▶ **TRY IT**
Given the listing that follows, report all lines in which the string "icon" occurs.

▶ **DATA FOR THIS EXERCISE**
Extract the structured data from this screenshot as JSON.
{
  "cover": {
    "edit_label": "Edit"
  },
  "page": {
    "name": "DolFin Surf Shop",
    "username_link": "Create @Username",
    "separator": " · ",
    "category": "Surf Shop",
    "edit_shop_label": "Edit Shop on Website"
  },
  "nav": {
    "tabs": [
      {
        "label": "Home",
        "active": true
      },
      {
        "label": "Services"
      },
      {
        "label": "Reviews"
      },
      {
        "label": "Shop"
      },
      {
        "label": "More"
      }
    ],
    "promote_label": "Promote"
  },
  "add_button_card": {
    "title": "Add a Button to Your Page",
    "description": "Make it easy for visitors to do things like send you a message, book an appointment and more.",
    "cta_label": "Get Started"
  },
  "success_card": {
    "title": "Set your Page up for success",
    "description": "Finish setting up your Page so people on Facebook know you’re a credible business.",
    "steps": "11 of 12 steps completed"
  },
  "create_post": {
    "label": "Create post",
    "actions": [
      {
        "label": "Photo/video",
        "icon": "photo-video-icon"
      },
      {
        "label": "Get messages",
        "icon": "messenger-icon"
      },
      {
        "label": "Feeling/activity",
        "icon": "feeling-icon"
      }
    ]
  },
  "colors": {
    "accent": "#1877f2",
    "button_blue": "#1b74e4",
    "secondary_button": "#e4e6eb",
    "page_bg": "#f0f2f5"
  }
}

▶ **ANSWER TO THIS PROBLEM**
        "icon": "photo-video-icon"
        "icon": "messenger-icon"
        "icon": "feeling-icon"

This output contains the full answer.